## Task prompt
Keeping every character in place, output all the data.

(Data records for software interfaces)
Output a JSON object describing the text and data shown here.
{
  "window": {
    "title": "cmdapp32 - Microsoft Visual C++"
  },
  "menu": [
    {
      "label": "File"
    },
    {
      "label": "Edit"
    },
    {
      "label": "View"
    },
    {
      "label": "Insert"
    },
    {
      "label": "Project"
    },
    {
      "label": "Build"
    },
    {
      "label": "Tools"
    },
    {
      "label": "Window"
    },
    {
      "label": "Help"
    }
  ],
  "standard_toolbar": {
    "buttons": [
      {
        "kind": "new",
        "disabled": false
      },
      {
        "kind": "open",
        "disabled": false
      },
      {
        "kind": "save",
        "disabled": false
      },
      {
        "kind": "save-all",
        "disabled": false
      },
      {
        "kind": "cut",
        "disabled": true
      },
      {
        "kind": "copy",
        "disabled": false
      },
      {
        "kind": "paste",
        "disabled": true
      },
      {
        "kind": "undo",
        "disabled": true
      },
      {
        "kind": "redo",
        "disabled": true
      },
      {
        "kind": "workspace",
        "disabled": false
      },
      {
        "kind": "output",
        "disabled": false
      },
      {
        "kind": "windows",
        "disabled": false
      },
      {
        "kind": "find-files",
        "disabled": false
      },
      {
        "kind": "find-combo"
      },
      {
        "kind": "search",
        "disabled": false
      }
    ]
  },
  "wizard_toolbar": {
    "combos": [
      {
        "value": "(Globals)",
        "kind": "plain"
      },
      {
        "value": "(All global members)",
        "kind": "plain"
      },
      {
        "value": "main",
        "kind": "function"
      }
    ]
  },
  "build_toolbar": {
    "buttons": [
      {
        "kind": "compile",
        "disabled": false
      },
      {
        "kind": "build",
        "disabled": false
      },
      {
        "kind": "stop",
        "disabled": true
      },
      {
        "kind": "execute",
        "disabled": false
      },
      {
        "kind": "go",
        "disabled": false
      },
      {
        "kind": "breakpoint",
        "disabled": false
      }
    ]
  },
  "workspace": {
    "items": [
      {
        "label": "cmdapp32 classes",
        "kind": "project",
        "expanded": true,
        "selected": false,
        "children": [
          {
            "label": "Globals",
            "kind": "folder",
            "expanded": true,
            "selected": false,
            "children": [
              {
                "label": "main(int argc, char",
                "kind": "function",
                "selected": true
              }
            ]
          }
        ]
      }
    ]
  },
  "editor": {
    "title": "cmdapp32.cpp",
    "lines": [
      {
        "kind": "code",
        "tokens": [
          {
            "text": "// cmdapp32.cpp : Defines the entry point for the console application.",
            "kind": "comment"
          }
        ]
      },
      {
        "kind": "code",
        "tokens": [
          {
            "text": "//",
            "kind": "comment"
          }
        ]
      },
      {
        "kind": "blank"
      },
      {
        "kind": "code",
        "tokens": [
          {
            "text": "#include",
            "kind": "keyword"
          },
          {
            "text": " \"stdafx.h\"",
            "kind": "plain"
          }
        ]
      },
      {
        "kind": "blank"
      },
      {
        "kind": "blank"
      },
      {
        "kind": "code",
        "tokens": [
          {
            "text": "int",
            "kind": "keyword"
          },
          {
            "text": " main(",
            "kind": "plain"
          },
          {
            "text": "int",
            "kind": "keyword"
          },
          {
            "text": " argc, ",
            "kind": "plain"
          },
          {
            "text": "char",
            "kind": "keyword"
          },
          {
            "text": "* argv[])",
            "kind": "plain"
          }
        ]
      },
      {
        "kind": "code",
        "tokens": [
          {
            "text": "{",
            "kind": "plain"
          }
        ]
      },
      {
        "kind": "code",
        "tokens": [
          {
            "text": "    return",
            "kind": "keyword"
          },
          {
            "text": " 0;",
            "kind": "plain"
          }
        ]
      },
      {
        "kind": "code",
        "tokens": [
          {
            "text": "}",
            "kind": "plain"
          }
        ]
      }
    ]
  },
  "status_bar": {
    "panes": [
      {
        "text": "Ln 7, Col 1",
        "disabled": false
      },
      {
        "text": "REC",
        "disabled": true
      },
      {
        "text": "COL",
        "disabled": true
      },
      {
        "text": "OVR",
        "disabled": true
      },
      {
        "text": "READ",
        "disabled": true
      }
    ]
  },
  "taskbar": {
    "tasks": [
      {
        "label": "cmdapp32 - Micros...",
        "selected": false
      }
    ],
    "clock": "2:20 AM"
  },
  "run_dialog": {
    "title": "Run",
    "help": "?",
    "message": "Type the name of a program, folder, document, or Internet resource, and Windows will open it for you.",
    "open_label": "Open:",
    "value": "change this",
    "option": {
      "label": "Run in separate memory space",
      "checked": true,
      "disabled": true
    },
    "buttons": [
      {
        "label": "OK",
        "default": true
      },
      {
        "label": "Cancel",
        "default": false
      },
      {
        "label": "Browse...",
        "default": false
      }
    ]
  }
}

## Output for this exercise
Output a JSON object describing the text and data shown here.
{
  "window": {
    "title": "cmdapp32 - Microsoft Visual C++"
  },
  "menu": [
    {
      "label": "File"
    },
    {
      "label": "Edit"
    },
    {
      "label": "View"
    },
    {
      "label": "Insert"
    },
    {
      "label": "Project"
    },
    {
      "label": "Build"
    },
    {
      "label": "Tools"
    },
    {
      "label": "Window"
    },
    {
      "label": "Help"
    }
  ],
  "standard_toolbar": {
    "buttons": [
      {
        "kind": "new",
        "disabled": false
      },
      {
        "kind": "open",
        "disabled": false
      },
      {
        "kind": "save",
        "disabled": false
      },
      {
        "kind": "save-all",
        "disabled": false
      },
      {
        "kind": "cut",
        "disabled": true
      },
      {
        "kind": "copy",
        "disabled": false
      },
      {
        "kind": "paste",
        "disabled": true
      },
      {
        "kind": "undo",
        "disabled": true
      },
      {
        "kind": "redo",
        "disabled": true
      },
      {
        "kind": "workspace",
        "disabled": false
      },
      {
        "kind": "output",
        "disabled": false
      },
      {
        "kind": "windows",
        "disabled": false
      },
      {
        "kind": "find-files",
        "disabled": false
      },
      {
        "kind": "find-combo"
      },
      {
        "kind": "search",
        "disabled": false
      }
    ]
  },
  "wizard_toolbar": {
    "combos": [
      {
        "value": "(Globals)",
        "kind": "plain"
      },
      {
        "value": "(All global members)",
        "kind": "plain"
      },
      {
        "value": "main",
        "kind": "function"
      }
    ]
  },
  "build_toolbar": {
    "buttons": [
      {
        "kind": "compile",
        "disabled": false
      },
      {
        "kind": "build",
        "disabled": false
      },
      {
        "kind": "stop",
        "disabled": true
      },
      {
        "kind": "execute",
        "disabled": false
      },
      {
        "kind": "go",
        "disabled": false
      },
      {
        "kind": "breakpoint",
        "disabled": false
      }
    ]
  },
  "workspace": {
    "items": [
      {
        "label": "cmdapp32 classes",
        "kind": "project",
        "expanded": true,
        "selected": false,
        "children": [
          {
            "label": "Globals",
            "kind": "folder",
            "expanded": true,
            "selected": false,
            "children": [
              {
                "label": "main(int argc, char",
                "kind": "function",
                "selected": true
              }
            ]
          }
        ]
      }
    ]
  },
  "editor": {
    "title": "cmdapp32.cpp",
    "lines": [
      {
        "kind": "code",
        "tokens": [
          {
            "text": "// cmdapp32.cpp : Defines the entry point for the console application.",
            "kind": "comment"
          }
        ]
      },
      {
        "kind": "code",
        "tokens": [
          {
            "text": "//",
            "kind": "comment"
          }
        ]
      },
      {
        "kind": "blank"
      },
      {
        "kind": "code",
        "tokens": [
          {
            "text": "#include",
            "kind": "keyword"
          },
          {
            "text": " \"stdafx.h\"",
            "kind": "plain"
          }
        ]
      },
      {
        "kind": "blank"
      },
      {
        "kind": "blank"
      },
      {
        "kind": "code",
        "tokens": [
          {
            "text": "int",
            "kind": "keyword"
          },
          {
            "text": " main(",
            "kind": "plain"
          },
          {
            "text": "int",
            "kind": "keyword"
          },
          {
            "text": " argc, ",
            "kind": "plain"
          },
          {
            "text": "char",
            "kind": "keyword"
          },
          {
            "text": "* argv[])",
            "kind": "plain"
          }
        ]
      },
      {
        "kind": "code",
        "tokens": [
          {
            "text": "{",
            "kind": "plain"
          }
        ]
      },
      {
        "kind": "code",
        "tokens": [
          {
            "text": "    return",
            "kind": "keyword"
          },
          {
            "text": " 0;",
            "kind": "plain"
          }
        ]
      },
      {
        "kind": "code",
        "tokens": [
          {
            "text": "}",
            "kind": "plain"
          }
        ]
      }
    ]
  },
  "status_bar": {
    "panes": [
      {
        "text": "Ln 7, Col 1",
        "disabled": false
      },
      {
        "text": "REC",
        "disabled": true
      },
      {
        "text": "COL",
        "disabled": true
      },
      {
        "text": "OVR",
        "disabled": true
      },
      {
        "text": "READ",
        "disabled": true
      }
    ]
  },
  "taskbar": {
    "tasks": [
      {
        "label": "cmdapp32 - Micros...",
        "selected": false
      }
    ],
    "clock": "2:20 AM"
  },
  "run_dialog": {
    "title": "Run",
    "help": "?",
    "message": "Type the name of a program, folder, document, or Internet resource, and Windows will open it for you.",
    "open_label": "Open:",
    "value": "change this",
    "option": {
      "label": "Run in separate memory space",
      "checked": true,
      "disabled": true
    },
    "buttons": [
      {
        "label": "OK",
        "default": true
      },
      {
        "label": "Cancel",
        "default": false
      },
      {
        "label": "Browse...",
        "default": false
      }
    ]
  }
}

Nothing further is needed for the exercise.